Third, get DVDs. YouTube is great, free forums are super but when you buy a few top notch DVDs your twisting will take quantum leaps. I don't have a DVD to sell, I don't personally know any of the guys selling them but I can definitely say that when I purchased quality DVDs is when my twisting (and tips) really took off.
Fourth, as you add a new sculpture to your repertoire when you are at a birthday party, line work, or a restaurant do the new one a lot. Twisting in front of people will quickly teach you how to do it quickly, without having to think about it too much. Again, just add one a week. Don't worry about adding 20. If you can do two or three and add one a week in a short time you will have dozens you can do.
Fifth, BALLOON JAM, BALLOON JAM, BALLOON JAM. If there are other twisters in your area get with them and twist together. That is one of the fastest ways to learn and as a bonus you will make good friends. If there are not any balloon jams in your area you can organize one. Call a few twisters and meet at a public place to twist.
Often a local restaurant will have a room you can use. Order food and tip the waitresses so the management will welcome you back. Then twist like crazy. See what others are doing and show them what you have. Restaurants are good because everyone can meet and you don't have to worry about booking a room or a home to host. Call the management before, tell them what you are doing and ask if it is okay. You'll have a built in audience because the other patrons will see what you are doing and will want to get some of the creations to take home.
Even if you can't get a balloon jam in a restaurant get with other twisters. It is a great, fun way to learn and enjoy fellowship.
Sixth, you asked if it takes weeks or months. From what you have written you could go out now and spread smiles and joy. It takes a little investment of time to learn the basics but after that you are set to go.
BUT, here is the thing, even though you can twist after a short time you should try to learn and improve for your whole twisting career. Each of those guys you mentioned, and Buster Balloon, Mark Byrne and even Ralph Dewey are constantly trying to learn and improve. So, start now twisting what you can. Be satisfied that you are bringing joy but never stop learning.
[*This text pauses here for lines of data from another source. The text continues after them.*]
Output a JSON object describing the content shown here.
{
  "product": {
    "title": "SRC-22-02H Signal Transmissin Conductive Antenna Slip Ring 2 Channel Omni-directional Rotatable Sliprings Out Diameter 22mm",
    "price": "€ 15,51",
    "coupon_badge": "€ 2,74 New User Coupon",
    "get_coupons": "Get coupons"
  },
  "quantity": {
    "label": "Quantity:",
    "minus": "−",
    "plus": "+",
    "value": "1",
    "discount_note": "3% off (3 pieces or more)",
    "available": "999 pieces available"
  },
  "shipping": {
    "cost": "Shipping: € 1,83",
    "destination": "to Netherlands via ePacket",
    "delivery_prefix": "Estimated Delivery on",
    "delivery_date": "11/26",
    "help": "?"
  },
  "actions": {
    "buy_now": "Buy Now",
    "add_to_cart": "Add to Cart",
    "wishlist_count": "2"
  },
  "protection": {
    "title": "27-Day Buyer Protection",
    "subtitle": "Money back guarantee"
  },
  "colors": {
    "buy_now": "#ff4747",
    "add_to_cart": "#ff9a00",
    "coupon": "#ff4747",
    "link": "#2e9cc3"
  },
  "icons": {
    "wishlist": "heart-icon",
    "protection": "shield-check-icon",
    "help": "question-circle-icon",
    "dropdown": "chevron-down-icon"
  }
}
Next step...I've been preaching a lot here. What I'd do next if I were you would be buy a bag of 100 balloons that you are going to dedicate to practice. Twist all of them and pop them before you twist one for the public. After 100 balloons you'll have a very basic feel for what you are doing (again you'll spend a lifetime improving but this is a great way to start). What other art form can you do that with an investment of less than $10?
Good luck to you and I'm looking forward to seeing what you create.
|Hey curtgunz where were you thirty years ago when I got started???|
|WOW!! Curt!! What a wonderful post to wake up to! Your post was one of the most amazing and helpful posts I have ever read on the Café. Thank you for taking the time to respond so thoroughly and completely to my inquiry. It is obvious that you love ballooning and people and are a very caring individual. Thank you for all that information. It was an absolute pleasure to read and to ruminate upon. Frankly, your post brought more than one smile to my lips and absolutely made my day.|